We have another interesting article about environmental change in the Sahel online. For this article, we used a Random Forest classifier and remote sensing products, to model a soil map in the Senegalese Sahel. If people are interested, I can put the R code online.

Brandt, M.; Grau, T.; Mbow, C.; Samimi, C. Modeling Soil and Woody Vegetation in the Senegalese Sahel in the Context of Environmental Change. Land 20143, 770-792.

it’s open access:

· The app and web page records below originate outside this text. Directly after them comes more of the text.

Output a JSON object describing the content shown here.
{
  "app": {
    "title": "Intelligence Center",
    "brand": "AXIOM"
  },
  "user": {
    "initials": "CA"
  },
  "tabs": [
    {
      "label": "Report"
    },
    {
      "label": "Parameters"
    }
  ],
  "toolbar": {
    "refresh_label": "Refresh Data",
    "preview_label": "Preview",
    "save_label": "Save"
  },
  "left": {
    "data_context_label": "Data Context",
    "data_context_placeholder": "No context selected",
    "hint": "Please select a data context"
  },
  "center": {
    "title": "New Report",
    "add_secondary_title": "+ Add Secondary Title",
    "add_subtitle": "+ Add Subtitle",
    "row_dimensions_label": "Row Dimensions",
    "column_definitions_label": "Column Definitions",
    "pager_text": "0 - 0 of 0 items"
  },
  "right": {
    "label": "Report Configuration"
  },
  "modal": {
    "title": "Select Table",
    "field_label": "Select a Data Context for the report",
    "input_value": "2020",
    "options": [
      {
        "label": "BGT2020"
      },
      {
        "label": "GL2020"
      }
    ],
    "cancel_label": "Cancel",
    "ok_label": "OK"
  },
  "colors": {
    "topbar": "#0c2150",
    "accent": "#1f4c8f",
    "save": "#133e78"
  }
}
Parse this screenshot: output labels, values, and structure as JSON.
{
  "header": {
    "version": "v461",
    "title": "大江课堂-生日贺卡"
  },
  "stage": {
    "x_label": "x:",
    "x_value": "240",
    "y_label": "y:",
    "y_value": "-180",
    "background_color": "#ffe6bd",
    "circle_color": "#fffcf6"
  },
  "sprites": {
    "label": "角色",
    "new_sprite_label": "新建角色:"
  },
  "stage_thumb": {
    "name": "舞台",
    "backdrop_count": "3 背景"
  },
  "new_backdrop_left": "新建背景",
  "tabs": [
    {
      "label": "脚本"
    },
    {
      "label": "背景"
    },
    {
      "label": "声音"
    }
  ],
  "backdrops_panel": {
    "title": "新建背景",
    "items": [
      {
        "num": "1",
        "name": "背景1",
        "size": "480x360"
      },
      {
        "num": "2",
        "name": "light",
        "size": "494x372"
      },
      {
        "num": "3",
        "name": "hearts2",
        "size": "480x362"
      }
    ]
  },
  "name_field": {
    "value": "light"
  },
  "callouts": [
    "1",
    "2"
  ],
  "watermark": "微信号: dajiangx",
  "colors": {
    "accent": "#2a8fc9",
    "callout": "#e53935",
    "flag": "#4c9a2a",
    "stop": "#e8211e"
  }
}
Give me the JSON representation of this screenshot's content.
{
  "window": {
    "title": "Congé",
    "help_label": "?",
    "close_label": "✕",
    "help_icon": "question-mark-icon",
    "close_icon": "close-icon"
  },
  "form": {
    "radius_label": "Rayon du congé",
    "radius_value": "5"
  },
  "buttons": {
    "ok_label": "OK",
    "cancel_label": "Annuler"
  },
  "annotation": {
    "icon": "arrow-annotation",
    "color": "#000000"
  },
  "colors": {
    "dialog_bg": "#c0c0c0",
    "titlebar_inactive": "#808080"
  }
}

Abstract: Climatic stress and anthropogenic disturbances have caused significant environmental changes in the Sahel. In this context, the importance of soil is often underrepresented. Thus, we analyze and discuss the interdependency of soil and vegetation by classifying soil types and its woody cover for a region in the Senegalese Ferlo. Clustering of 28 soil parameters led to four soil types which correspond with local Wolof denotations: Dek, Bowel, Dior and Bardial. The soil types were confirmed by a Non-metric Multidimensional-Scaling (NMDS) ordination and extrapolated via a Random Forest classifier using six significant variables derived from Landsat imagery and a digital elevation model (out-of-bag error rate: 7.3%). In addition, canopy cover was modeled using Landsat and a Reduced-Major-Axis (RMA) regression (R2 = 0.81). A woody vegetation survey showed that every soil type has its own species composition. However, 29% of Bowel regions are deforested (i.e., degraded) and interviews revealed extensive environmental changes and a strong decline and local extinction of woody species. The differences between the soil types are significant, showing that vegetation changes (i.e., degradation and greening), resilience to climatic stress and human activities largely depend on soil properties. We highlight that spatial heterogeneity is an important aspect when dealing with environmental changes in the Sahel, and local knowledge can be well used to classify spatial units by means of public Earth observation data.